This was another country where I got surprised by how prevalent the wine culture was. Nearly every house in the small towns and villages has a grape trellis in front of it and a family without their own stash of wine is a family living abroad somewhere. It’s a given that there will be a jug of wine on the table at dinner and it’s going to get refilled if it gets anywhere close to empty. The reds go well with the hearty farm-to-table cooked food or order a €1.50 white to go with your shopska salad.
Bulgaria is one of the cheapest places to live in the world and just might have the best real estate deals in Europe. So if you’ve got a fantasy of growing your own grapes by a house in the countryside, you can indulge that wish here for less than you’d spend on a used car at home. You might not want to bother growing your own vegetables though: what’s in season is typically four pounds for a dollar at the market…
Bosnia-Herzegonia and Montenegro
I’m sure “wine” is not the first thing that comes to mind when you think of Bosnia or Montenegro, but the neighboring nations of the former Yugoslavia actually have a good climate for grapes. I’m throwing these two countries together because there’s a lot of cross-commerce between the two when it comes to wine. In both countries I found wines from each of them side-by-side in the supermarket.
Those prices in those supermarkets were crazy cheap too, let me tell you. This shot above is me holding up a bottle of wine and half a loaf of bread (I had already eaten the other half). The wine and bread together were €2. I spent €1 on some cheese and was all set. In both countries I found glasses of wine on menus from €1.50 to €4 and whole bottles in a white tablecloth restaurant for under €10. Most are serviceable cheap wine blends that won’t blow any oenophile away, especially coming from the state-owned “Europe’s largest winery” next to an airport runway. If you get into towns like Rijeka Crnojevica , however, you can taste wine made in smaller batches with more care and do some hiking while you’re at it.
Albania has a similar story to other ex-communist nations. A proud wine tradition, ruination by collective farming focused on output, then a revival after the dictatorship collapsed in 1990. This is actually the oldest wine-producing area on the planet after Greece, where it all started.
What the soviet-style leadership was good for was building factories, so there is plenty of capacity left here to grow production. It is small now, but Wikipedia shows more wine produced from fewer hectares now than in 1990 and you can bet the quality is much better too. I was only able to taste two whites and two reds while I was there, from different producers. None knocked my socks off, but considering I paid $1.50 to $3 a glass every time, the value proposition was certainly great. I was nearing the end of my trip and traveling alone, so I didn’t buy any bottles there, but when I perused the shelves, most were between $3 and $7.
What grapes are from here?
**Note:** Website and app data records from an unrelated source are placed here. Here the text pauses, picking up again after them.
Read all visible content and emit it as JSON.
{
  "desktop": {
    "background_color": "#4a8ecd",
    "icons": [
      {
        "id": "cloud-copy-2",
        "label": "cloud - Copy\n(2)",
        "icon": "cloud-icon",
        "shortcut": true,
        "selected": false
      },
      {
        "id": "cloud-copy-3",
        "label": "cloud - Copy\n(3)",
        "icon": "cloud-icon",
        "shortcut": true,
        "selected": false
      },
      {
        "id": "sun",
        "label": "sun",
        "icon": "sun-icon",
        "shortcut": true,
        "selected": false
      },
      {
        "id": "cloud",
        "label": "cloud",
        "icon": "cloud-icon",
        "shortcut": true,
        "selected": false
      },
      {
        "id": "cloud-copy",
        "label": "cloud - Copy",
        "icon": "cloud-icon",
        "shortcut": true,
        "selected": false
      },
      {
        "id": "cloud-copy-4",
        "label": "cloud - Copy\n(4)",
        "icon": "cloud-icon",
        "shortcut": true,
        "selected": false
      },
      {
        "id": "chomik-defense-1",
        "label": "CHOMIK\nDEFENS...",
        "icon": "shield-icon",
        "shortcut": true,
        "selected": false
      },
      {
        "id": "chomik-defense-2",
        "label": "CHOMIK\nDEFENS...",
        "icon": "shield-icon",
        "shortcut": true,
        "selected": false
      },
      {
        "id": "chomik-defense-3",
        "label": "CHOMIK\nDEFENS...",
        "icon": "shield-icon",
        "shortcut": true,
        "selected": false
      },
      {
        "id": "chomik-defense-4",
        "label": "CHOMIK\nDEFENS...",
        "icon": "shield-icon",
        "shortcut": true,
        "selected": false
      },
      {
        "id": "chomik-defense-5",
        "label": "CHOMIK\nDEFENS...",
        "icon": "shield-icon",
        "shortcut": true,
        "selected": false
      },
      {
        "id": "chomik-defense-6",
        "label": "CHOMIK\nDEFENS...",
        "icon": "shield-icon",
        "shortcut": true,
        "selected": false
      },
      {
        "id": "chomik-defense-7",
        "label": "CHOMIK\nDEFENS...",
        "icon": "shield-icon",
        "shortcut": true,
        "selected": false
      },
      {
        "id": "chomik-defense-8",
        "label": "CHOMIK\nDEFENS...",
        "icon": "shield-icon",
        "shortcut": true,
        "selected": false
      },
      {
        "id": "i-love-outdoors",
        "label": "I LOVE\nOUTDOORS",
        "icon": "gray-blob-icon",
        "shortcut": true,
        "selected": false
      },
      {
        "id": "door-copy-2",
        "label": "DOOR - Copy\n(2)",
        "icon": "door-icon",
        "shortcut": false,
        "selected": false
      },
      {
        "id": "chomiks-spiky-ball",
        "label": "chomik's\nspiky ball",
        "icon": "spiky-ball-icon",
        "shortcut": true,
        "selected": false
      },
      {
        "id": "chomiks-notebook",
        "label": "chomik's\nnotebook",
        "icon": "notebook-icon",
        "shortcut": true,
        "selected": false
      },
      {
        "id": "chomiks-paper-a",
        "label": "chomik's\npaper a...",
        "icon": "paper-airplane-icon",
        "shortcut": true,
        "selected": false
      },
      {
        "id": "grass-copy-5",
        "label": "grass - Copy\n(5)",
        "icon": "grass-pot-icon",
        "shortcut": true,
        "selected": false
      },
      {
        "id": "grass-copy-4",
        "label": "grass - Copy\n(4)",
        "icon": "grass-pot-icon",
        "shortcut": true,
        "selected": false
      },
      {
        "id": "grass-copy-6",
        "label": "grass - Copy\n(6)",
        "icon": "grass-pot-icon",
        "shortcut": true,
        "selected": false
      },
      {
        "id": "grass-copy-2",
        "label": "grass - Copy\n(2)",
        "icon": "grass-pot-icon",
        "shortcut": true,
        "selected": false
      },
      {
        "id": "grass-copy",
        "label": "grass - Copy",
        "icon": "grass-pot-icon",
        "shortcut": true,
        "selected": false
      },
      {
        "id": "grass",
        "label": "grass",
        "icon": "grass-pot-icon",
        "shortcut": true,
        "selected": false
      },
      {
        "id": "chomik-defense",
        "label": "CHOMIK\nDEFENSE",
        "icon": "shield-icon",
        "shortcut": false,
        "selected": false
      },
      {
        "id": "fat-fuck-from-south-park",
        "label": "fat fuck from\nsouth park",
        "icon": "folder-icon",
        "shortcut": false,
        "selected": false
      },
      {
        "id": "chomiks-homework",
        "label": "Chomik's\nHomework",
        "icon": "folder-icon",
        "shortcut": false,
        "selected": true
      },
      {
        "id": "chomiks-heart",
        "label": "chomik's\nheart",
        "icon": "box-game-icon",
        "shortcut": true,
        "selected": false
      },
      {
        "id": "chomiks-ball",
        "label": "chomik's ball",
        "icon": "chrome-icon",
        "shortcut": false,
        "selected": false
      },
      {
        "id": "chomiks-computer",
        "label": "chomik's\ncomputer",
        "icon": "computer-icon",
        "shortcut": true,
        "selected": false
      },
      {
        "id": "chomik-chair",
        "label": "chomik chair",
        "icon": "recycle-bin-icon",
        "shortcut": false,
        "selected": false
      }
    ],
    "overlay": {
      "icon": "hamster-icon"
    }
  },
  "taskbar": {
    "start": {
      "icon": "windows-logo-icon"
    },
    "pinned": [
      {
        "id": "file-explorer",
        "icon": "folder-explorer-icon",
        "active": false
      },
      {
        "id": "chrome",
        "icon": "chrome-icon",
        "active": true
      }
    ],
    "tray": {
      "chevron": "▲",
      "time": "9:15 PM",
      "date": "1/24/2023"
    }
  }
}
Well maybe in 10 years these will be the hot new finds and we’ll learn to pronounce them: Serinë, Pulës, Cërujë, Mereshnik, Kryqës, Mjaltëz, Kotekë, Stambolleshë, Tajgë…
Portugal could arguably be on this list since prices there are only slightly higher than the others outlined here, especially outside of the big cities. Plus they do a much bigger export business than the others to the east, so there’s some quality validation on the world market to lean on as well. Spending four euros will get you a pretty good bottle of red or white and if you spend more than 10, you’re splurging.
Why isn’t Croatia on this list? The country has some of the most heralded wine outside of France and Italy, but unfortunately the country is no bargain—as a traveler or a drinker. Go because it’s great, not because it’s cheap.
Where else have you found great wine bargains in Europe?